'''
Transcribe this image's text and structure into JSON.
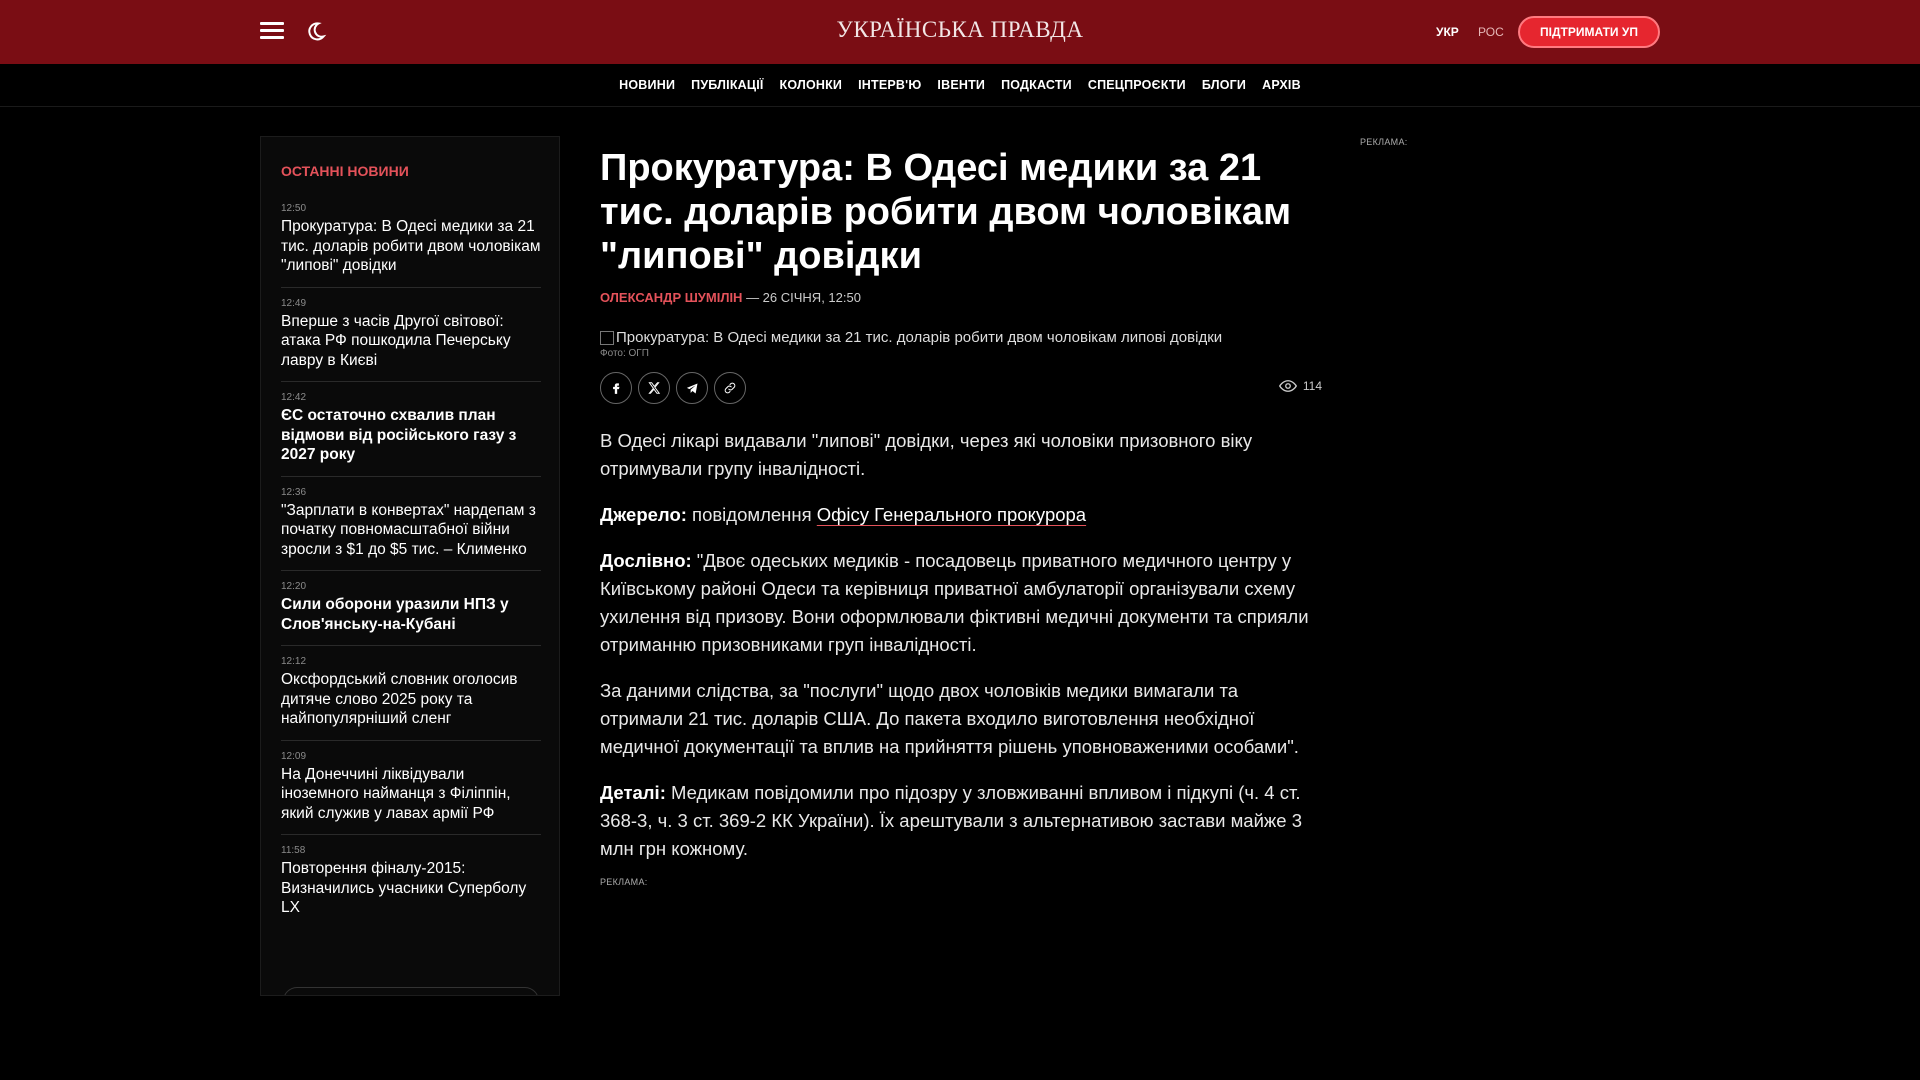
{
  "header": {
    "logo": "УКРАЇНСЬКА ПРАВДА",
    "lang_ukr": "УКР",
    "lang_ros": "РОС",
    "support_label": "ПІДТРИМАТИ УП"
  },
  "nav": {
    "items": [
      "НОВИНИ",
      "ПУБЛІКАЦІЇ",
      "КОЛОНКИ",
      "ІНТЕРВ'Ю",
      "ІВЕНТИ",
      "ПОДКАСТИ",
      "СПЕЦПРОЄКТИ",
      "БЛОГИ",
      "АРХІВ"
    ]
  },
  "sidebar": {
    "title": "ОСТАННІ НОВИНИ",
    "items": [
      {
        "time": "12:50",
        "title": "Прокуратура: В Одесі медики за 21 тис. доларів робити двом чоловікам \"липові\" довідки"
      },
      {
        "time": "12:49",
        "title": "Вперше з часів Другої світової: атака РФ пошкодила Печерську лавру в Києві"
      },
      {
        "time": "12:42",
        "title": "ЄС остаточно схвалив план відмови від російського газу з 2027 року"
      },
      {
        "time": "12:36",
        "title": "\"Зарплати в конвертах\" нардепам з початку повномасштабної війни зросли з $1 до $5 тис. – Клименко"
      },
      {
        "time": "12:20",
        "title": "Сили оборони уразили НПЗ у Слов'янську-на-Кубані"
      },
      {
        "time": "12:12",
        "title": "Оксфордський словник оголосив дитяче слово 2025 року та найпопулярніший сленг"
      },
      {
        "time": "12:09",
        "title": "На Донеччині ліквідували іноземного найманця з Філіппін, який служив у лавах армії РФ"
      },
      {
        "time": "11:58",
        "title": "Повторення фіналу-2015: Визначились учасники Суперболу LX"
      }
    ]
  },
  "article": {
    "headline": "Прокуратура: В Одесі медики за 21 тис. доларів робити двом чоловікам \"липові\" довідки",
    "author": "ОЛЕКСАНДР ШУМІЛІН",
    "date": " — 26 СІЧНЯ, 12:50",
    "image_alt": "Прокуратура: В Одесі медики за 21 тис. доларів робити двом чоловікам липові довідки",
    "photo_credit": "Фото: ОГП",
    "views": "114",
    "p1": "В Одесі лікарі видавали \"липові\" довідки, через які чоловіки призовного віку отримували групу інвалідності.",
    "source_label": "Джерело:",
    "source_text": " повідомлення ",
    "source_link": "Офісу Генерального прокурора",
    "quote_label": "Дослівно:",
    "quote_text": " \"Двоє одеських медиків - посадовець приватного медичного центру у Київському районі Одеси та керівниця приватної амбулаторії організували схему ухилення від призову. Вони оформлювали фіктивні медичні документи та сприяли отриманню призовниками груп інвалідності.",
    "p4": "За даними слідства, за \"послуги\" щодо двох чоловіків медики вимагали та отримали 21 тис. доларів США. До пакета входило виготовлення необхідної медичної документації та вплив на прийняття рішень уповноваженими особами\".",
    "details_label": "Деталі:",
    "details_text": " Медикам повідомили про підозру у зловживанні впливом і підкупі (ч. 4 ст. 368-3, ч. 3 ст. 369-2 КК України). Їх арештували з альтернативою застави майже 3 млн грн кожному."
  },
  "ads": {
    "label": "РЕКЛАМА:"
  },
  "colors": {
    "header_bg": "#7a0d14",
    "accent": "#e4525a",
    "support_bg": "#e6262f"
  }
}
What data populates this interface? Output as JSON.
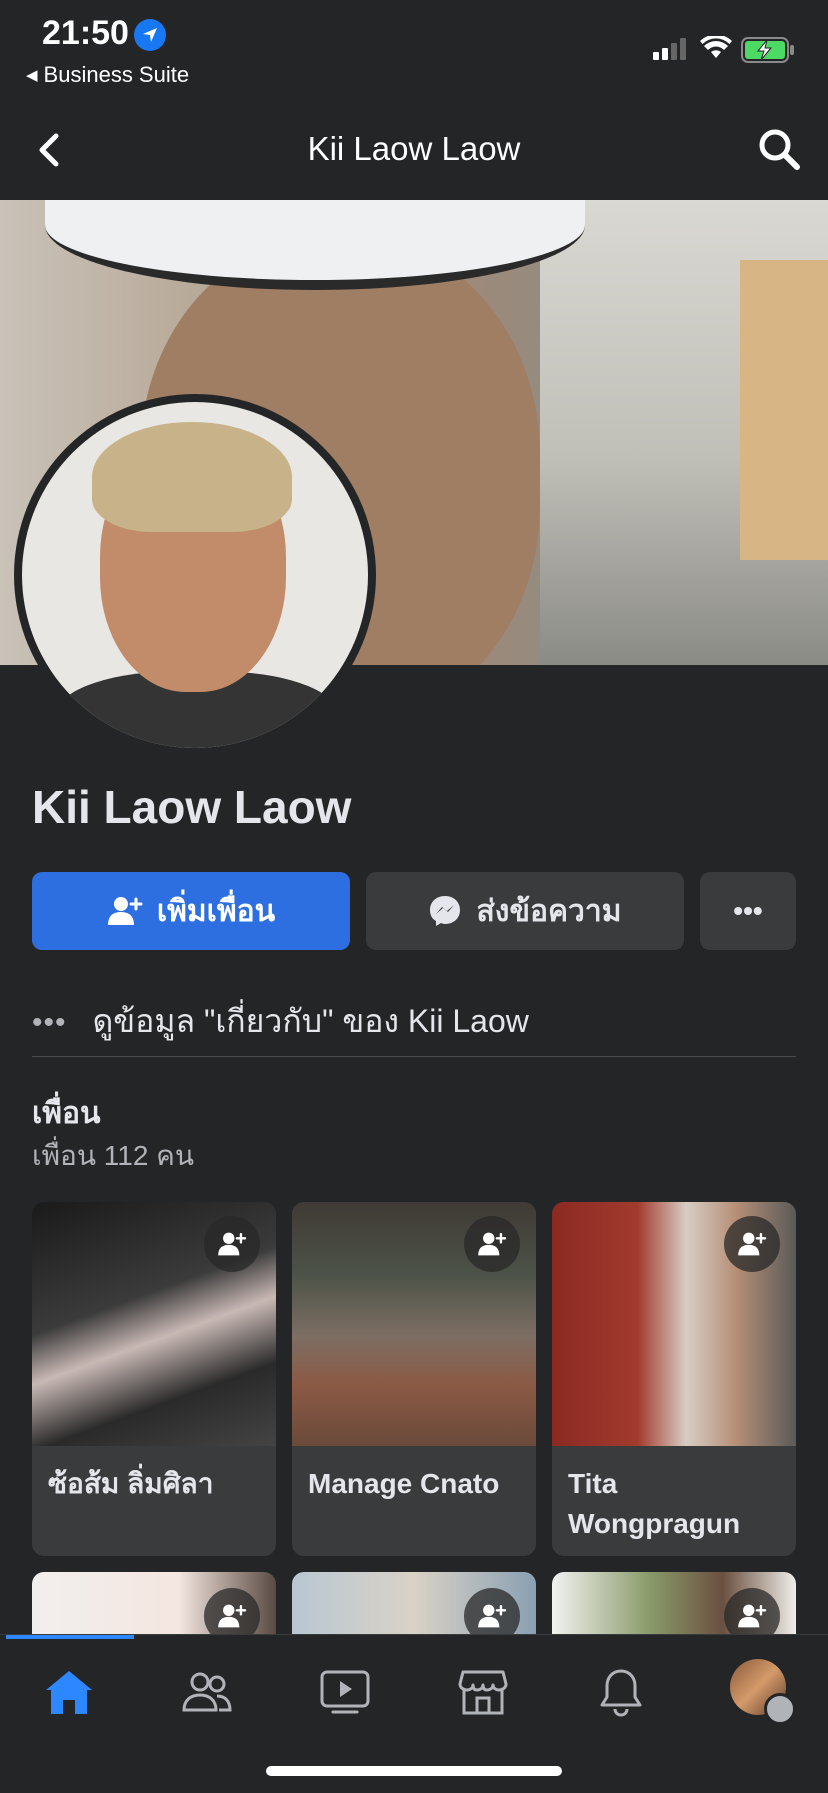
{
  "status_bar": {
    "time": "21:50",
    "back_app": "Business Suite",
    "back_arrow": "◀"
  },
  "navbar": {
    "title": "Kii Laow Laow"
  },
  "profile": {
    "name": "Kii Laow Laow",
    "add_friend_label": "เพิ่มเพื่อน",
    "message_label": "ส่งข้อความ",
    "more_label": "•••",
    "about_dots": "•••",
    "about_text": "ดูข้อมูล \"เกี่ยวกับ\" ของ Kii Laow"
  },
  "friends": {
    "title": "เพื่อน",
    "count_text": "เพื่อน 112 คน",
    "cards": [
      {
        "name": "ซ้อส้ม ลิ่มศิลา"
      },
      {
        "name": "Manage Cnato"
      },
      {
        "name": "Tita Wongpragun"
      }
    ]
  },
  "tabbar": {
    "active_tab": "home",
    "tabs": [
      "home-icon",
      "friends-icon",
      "watch-icon",
      "marketplace-icon",
      "notifications-icon",
      "profile-menu"
    ]
  },
  "colors": {
    "background": "#242526",
    "accent": "#2d6fe0",
    "secondary_button": "#3a3b3c"
  }
}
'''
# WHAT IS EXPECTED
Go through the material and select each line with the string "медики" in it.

# ANSWER TO THIS TASK
        "title": "Прокуратура: В Одесі медики за 21 тис. доларів робити двом чоловікам \"липові\" довідки"
    "headline": "Прокуратура: В Одесі медики за 21 тис. доларів робити двом чоловікам \"липові\" довідки",
    "image_alt": "Прокуратура: В Одесі медики за 21 тис. доларів робити двом чоловікам липові довідки",
    "p4": "За даними слідства, за \"послуги\" щодо двох чоловіків медики вимагали та отримали 21 тис. доларів США. До пакета входило виготовлення необхідної медичної документації та вплив на прийняття рішень уповноваженими особами\".",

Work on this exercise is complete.